Taking a trip to Croatia, or the British Virgin Islands, or even Maine, is one thing, but what Sailing Collective provides is the opportunity to take in these beautiful locales in a completely unique way. With Sailing Collective the trip actually really starts once you land at your destination. From there you meet the rest of your boat (typically six passengers and two crew) at the dock for a week long trip at sea. For co-founder Dayyan Armstrong exposing passengers to the unknown side of these well known destinations is what Sailing Collective is all about. By boat you’re more likely to stumble upon a quiet village, or a picturesque enclave, or a hole in the wall restaurant, and these discoveries are the true advantage of a Sailing Collective trip.
At this point, modern air travel is so unpleasant, so inconveniencing, so downright annoying that talking about it almost seems pointless, like shouting into a jet engine. If there is one positive to be extracted from all of our collective airline agony, it’s that it forces us to reflect upon a time when air travel was not only enjoyable, but dare I say, sexy. Shows like Mad Men, and movies like Catch Me if You Can play into our rosy-eyed curiosity with mid-century air travel, portraying well-heeled passengers, sociable stewardesses, and those beautiful modernist concourses. Airports of today are drab reminders of just how far you are from home, but in the early decades of air travel these buildings were sleek, shiny shrines to the future. The terminals that serviced America’s larger cities at this time were designed to not only help carry passengers from point A to point B, but also to reflect the progressive spirit of commercial air travel, which had really only taken off (no pun intended) in 1958 with the advent of the Boeing 707. So buckle up, make sure your seat backs and tray tables are in their full upright position, and travel back in time with us to the golden age of the American airport.
As anyone who has recently taken, planned, or even considered a trip can attest, travel is not the glamorous pursuit that it once was. And yet, despite (or perhaps in response to) the endless string of headaches that can stem from taking a vacation in 2014, this year has also been marked by a resurgence of the travel magazine industry. As many household names have finally received some much needed facelifts, and the indie vacation publication world has surged, there has never been a better time to live vicariously through the glossy pages of a travel magazine. Here’s our list of the most exciting travel titles on the stands today, just think of it as your chance to actually enjoy a getaway, minus the endless TSA lines, infinite flight delays, and locker-sized Economy seats.

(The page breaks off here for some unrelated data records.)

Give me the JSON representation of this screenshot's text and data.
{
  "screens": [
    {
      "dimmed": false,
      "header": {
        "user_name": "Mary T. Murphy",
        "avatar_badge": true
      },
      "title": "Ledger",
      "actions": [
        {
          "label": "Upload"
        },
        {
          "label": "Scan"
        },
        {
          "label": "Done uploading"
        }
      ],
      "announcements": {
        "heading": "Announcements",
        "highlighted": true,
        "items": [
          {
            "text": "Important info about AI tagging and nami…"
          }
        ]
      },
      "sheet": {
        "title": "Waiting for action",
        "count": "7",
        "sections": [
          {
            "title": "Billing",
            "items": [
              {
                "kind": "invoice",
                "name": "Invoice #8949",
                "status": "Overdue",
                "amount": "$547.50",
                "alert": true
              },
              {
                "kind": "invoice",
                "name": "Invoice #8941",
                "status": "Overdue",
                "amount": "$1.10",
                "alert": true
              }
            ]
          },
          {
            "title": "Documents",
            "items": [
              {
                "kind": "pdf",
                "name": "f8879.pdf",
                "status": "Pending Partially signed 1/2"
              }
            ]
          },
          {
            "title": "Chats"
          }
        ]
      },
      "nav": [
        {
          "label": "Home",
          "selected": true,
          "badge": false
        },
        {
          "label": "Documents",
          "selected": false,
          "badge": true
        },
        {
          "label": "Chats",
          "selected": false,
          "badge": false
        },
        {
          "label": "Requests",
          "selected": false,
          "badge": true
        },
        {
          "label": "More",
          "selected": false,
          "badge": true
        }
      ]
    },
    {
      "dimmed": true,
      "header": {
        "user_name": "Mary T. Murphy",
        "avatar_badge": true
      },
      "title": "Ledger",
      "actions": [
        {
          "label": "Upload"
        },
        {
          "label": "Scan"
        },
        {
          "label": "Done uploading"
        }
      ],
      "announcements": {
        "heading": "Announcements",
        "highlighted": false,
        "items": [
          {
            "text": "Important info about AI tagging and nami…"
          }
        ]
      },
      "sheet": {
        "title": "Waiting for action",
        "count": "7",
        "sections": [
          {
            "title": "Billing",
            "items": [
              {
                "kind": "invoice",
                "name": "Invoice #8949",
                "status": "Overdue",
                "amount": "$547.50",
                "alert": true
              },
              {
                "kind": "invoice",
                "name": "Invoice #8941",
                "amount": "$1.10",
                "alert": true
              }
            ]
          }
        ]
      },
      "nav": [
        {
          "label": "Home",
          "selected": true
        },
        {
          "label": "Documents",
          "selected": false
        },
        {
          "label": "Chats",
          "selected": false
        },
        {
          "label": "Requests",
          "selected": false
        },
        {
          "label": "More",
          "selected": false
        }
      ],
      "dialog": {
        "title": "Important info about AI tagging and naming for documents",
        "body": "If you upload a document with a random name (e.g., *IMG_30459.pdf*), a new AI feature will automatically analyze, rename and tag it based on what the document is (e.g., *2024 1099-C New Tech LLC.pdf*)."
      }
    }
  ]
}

Between the security checks, the disorganized airlines, and a teeming sea of irate travelers, modern air travel has become about as enjoyable a double root canal. Despite the innumerable annoyances that it presents, a trip to the airport is still a necessity if you want to make a getaway this summer, so to make your life easier (and set you apart from the pajama-wearing, full-size-pillow-toting American tourists) we’ve rounded up the best jackets that are tailor-made for air travel.
I’ve always viewed a winter get-away to warmer weather as a bit of a luxury, but this year with the exceptionally harsh and unrelenting cold, it feels more like a life line. With a ten day trip to the Yucatán Peninsula (Cancún, Isla Cozumel, Tulum) planned and booked at the end of last year, anticipating the vacation became almost as important as actually getting there. With the extra time to prepare, my packing became more thoughtful, more streamlined and more precise. This trip I got a few things right for once and I’m happy to share what I learned. —AJ